START INPUT MATERIAL
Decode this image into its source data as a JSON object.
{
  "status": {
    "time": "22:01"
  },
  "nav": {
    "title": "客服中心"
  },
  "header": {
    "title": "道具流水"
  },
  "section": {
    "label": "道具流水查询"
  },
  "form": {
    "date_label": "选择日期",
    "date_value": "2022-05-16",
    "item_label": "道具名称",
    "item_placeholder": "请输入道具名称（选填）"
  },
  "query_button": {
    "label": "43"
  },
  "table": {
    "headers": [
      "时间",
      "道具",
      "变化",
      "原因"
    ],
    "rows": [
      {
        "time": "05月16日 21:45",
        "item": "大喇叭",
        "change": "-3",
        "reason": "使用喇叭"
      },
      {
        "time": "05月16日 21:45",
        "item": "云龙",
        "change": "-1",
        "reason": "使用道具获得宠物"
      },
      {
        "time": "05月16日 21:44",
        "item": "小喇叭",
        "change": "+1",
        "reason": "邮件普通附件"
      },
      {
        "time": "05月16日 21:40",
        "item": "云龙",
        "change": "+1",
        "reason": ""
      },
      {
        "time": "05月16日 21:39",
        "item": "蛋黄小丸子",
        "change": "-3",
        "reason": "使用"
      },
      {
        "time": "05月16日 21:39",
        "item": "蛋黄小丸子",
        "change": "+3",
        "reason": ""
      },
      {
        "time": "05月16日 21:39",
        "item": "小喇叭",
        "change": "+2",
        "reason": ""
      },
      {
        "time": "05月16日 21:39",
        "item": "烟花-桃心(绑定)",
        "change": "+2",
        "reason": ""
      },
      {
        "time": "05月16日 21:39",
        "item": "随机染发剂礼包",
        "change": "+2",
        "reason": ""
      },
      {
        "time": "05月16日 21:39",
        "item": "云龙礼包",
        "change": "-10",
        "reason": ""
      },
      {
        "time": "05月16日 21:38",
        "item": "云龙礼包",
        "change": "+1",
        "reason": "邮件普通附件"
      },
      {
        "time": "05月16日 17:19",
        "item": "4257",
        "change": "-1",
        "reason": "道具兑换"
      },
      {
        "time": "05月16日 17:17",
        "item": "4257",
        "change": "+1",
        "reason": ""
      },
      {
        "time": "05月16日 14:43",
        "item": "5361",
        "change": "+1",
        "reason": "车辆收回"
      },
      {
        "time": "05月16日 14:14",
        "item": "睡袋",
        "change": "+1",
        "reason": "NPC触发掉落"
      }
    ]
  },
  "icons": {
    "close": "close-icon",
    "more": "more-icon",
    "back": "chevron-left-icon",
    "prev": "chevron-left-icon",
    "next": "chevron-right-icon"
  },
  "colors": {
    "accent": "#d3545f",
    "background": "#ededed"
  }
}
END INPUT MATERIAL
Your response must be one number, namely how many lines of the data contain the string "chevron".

3